▼▼▼

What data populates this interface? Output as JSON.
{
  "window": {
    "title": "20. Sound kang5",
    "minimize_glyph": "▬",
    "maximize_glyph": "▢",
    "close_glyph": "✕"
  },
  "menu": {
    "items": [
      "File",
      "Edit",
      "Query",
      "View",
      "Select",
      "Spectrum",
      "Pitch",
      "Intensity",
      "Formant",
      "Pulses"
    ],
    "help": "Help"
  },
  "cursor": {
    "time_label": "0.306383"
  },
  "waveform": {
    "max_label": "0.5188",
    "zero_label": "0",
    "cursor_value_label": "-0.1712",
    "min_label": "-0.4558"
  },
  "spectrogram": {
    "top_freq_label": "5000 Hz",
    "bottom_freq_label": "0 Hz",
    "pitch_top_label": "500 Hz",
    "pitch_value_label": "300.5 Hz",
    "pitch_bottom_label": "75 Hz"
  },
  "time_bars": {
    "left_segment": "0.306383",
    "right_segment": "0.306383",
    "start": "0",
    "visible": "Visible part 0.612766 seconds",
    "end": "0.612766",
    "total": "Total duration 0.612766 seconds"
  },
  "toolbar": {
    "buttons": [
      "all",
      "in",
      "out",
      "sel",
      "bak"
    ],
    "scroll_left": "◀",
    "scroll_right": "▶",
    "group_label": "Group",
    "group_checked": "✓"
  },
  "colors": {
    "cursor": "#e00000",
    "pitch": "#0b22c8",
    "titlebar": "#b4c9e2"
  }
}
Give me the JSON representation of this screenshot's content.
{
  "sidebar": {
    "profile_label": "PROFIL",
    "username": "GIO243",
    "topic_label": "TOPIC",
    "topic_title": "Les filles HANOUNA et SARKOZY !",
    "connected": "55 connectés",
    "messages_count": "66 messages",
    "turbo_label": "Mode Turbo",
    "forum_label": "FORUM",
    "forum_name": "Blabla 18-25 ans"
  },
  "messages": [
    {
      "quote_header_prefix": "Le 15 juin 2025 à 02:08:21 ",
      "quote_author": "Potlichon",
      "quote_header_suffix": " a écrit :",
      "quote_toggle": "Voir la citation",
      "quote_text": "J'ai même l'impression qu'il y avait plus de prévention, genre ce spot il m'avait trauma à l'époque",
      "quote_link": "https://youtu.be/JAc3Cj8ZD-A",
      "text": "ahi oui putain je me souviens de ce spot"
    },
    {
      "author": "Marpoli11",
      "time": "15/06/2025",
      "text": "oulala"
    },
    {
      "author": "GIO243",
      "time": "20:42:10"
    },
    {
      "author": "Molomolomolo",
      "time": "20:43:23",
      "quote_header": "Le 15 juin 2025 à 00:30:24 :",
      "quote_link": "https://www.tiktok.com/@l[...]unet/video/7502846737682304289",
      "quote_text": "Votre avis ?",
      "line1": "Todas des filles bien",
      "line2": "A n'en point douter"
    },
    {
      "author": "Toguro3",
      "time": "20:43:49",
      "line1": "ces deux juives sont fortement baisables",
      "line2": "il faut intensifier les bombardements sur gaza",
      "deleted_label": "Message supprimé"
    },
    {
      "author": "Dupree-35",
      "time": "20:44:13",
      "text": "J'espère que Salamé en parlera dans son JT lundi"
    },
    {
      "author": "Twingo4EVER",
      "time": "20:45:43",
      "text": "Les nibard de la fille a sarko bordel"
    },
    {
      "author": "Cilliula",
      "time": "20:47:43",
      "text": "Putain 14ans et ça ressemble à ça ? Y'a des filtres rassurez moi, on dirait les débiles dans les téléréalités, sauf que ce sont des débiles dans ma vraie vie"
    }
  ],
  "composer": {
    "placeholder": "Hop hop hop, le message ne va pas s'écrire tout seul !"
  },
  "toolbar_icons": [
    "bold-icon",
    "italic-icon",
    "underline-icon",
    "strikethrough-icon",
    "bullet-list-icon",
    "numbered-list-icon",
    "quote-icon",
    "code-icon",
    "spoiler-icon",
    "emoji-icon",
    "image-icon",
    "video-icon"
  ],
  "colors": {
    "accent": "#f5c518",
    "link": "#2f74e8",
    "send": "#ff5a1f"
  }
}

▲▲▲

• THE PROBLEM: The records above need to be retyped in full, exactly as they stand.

• YOUR SOLUTION:
What data populates this interface? Output as JSON.
{
  "window": {
    "title": "20. Sound kang5",
    "minimize_glyph": "▬",
    "maximize_glyph": "▢",
    "close_glyph": "✕"
  },
  "menu": {
    "items": [
      "File",
      "Edit",
      "Query",
      "View",
      "Select",
      "Spectrum",
      "Pitch",
      "Intensity",
      "Formant",
      "Pulses"
    ],
    "help": "Help"
  },
  "cursor": {
    "time_label": "0.306383"
  },
  "waveform": {
    "max_label": "0.5188",
    "zero_label": "0",
    "cursor_value_label": "-0.1712",
    "min_label": "-0.4558"
  },
  "spectrogram": {
    "top_freq_label": "5000 Hz",
    "bottom_freq_label": "0 Hz",
    "pitch_top_label": "500 Hz",
    "pitch_value_label": "300.5 Hz",
    "pitch_bottom_label": "75 Hz"
  },
  "time_bars": {
    "left_segment": "0.306383",
    "right_segment": "0.306383",
    "start": "0",
    "visible": "Visible part 0.612766 seconds",
    "end": "0.612766",
    "total": "Total duration 0.612766 seconds"
  },
  "toolbar": {
    "buttons": [
      "all",
      "in",
      "out",
      "sel",
      "bak"
    ],
    "scroll_left": "◀",
    "scroll_right": "▶",
    "group_label": "Group",
    "group_checked": "✓"
  },
  "colors": {
    "cursor": "#e00000",
    "pitch": "#0b22c8",
    "titlebar": "#b4c9e2"
  }
}
Give me the JSON representation of this screenshot's content.
{
  "sidebar": {
    "profile_label": "PROFIL",
    "username": "GIO243",
    "topic_label": "TOPIC",
    "topic_title": "Les filles HANOUNA et SARKOZY !",
    "connected": "55 connectés",
    "messages_count": "66 messages",
    "turbo_label": "Mode Turbo",
    "forum_label": "FORUM",
    "forum_name": "Blabla 18-25 ans"
  },
  "messages": [
    {
      "quote_header_prefix": "Le 15 juin 2025 à 02:08:21 ",
      "quote_author": "Potlichon",
      "quote_header_suffix": " a écrit :",
      "quote_toggle": "Voir la citation",
      "quote_text": "J'ai même l'impression qu'il y avait plus de prévention, genre ce spot il m'avait trauma à l'époque",
      "quote_link": "https://youtu.be/JAc3Cj8ZD-A",
      "text": "ahi oui putain je me souviens de ce spot"
    },
    {
      "author": "Marpoli11",
      "time": "15/06/2025",
      "text": "oulala"
    },
    {
      "author": "GIO243",
      "time": "20:42:10"
    },
    {
      "author": "Molomolomolo",
      "time": "20:43:23",
      "quote_header": "Le 15 juin 2025 à 00:30:24 :",
      "quote_link": "https://www.tiktok.com/@l[...]unet/video/7502846737682304289",
      "quote_text": "Votre avis ?",
      "line1": "Todas des filles bien",
      "line2": "A n'en point douter"
    },
    {
      "author": "Toguro3",
      "time": "20:43:49",
      "line1": "ces deux juives sont fortement baisables",
      "line2": "il faut intensifier les bombardements sur gaza",
      "deleted_label": "Message supprimé"
    },
    {
      "author": "Dupree-35",
      "time": "20:44:13",
      "text": "J'espère que Salamé en parlera dans son JT lundi"
    },
    {
      "author": "Twingo4EVER",
      "time": "20:45:43",
      "text": "Les nibard de la fille a sarko bordel"
    },
    {
      "author": "Cilliula",
      "time": "20:47:43",
      "text": "Putain 14ans et ça ressemble à ça ? Y'a des filtres rassurez moi, on dirait les débiles dans les téléréalités, sauf que ce sont des débiles dans ma vraie vie"
    }
  ],
  "composer": {
    "placeholder": "Hop hop hop, le message ne va pas s'écrire tout seul !"
  },
  "toolbar_icons": [
    "bold-icon",
    "italic-icon",
    "underline-icon",
    "strikethrough-icon",
    "bullet-list-icon",
    "numbered-list-icon",
    "quote-icon",
    "code-icon",
    "spoiler-icon",
    "emoji-icon",
    "image-icon",
    "video-icon"
  ],
  "colors": {
    "accent": "#f5c518",
    "link": "#2f74e8",
    "send": "#ff5a1f"
  }
}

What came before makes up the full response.